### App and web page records
┄┄┄┄┄┄

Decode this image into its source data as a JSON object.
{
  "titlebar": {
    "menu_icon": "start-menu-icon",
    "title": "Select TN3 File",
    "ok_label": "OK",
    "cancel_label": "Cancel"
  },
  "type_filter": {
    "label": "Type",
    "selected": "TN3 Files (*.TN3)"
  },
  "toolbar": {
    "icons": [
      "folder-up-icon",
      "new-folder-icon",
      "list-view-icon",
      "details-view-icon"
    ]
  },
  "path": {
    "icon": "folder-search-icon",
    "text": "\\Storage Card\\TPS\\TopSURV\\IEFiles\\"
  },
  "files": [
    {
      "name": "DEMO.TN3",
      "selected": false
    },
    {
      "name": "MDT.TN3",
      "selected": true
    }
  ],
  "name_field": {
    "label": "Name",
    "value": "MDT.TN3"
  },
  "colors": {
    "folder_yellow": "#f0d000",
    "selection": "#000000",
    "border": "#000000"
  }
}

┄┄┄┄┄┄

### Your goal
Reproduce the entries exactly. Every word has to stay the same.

### Written answer
Decode this image into its source data as a JSON object.
{
  "titlebar": {
    "menu_icon": "start-menu-icon",
    "title": "Select TN3 File",
    "ok_label": "OK",
    "cancel_label": "Cancel"
  },
  "type_filter": {
    "label": "Type",
    "selected": "TN3 Files (*.TN3)"
  },
  "toolbar": {
    "icons": [
      "folder-up-icon",
      "new-folder-icon",
      "list-view-icon",
      "details-view-icon"
    ]
  },
  "path": {
    "icon": "folder-search-icon",
    "text": "\\Storage Card\\TPS\\TopSURV\\IEFiles\\"
  },
  "files": [
    {
      "name": "DEMO.TN3",
      "selected": false
    },
    {
      "name": "MDT.TN3",
      "selected": true
    }
  ],
  "name_field": {
    "label": "Name",
    "value": "MDT.TN3"
  },
  "colors": {
    "folder_yellow": "#f0d000",
    "selection": "#000000",
    "border": "#000000"
  }
}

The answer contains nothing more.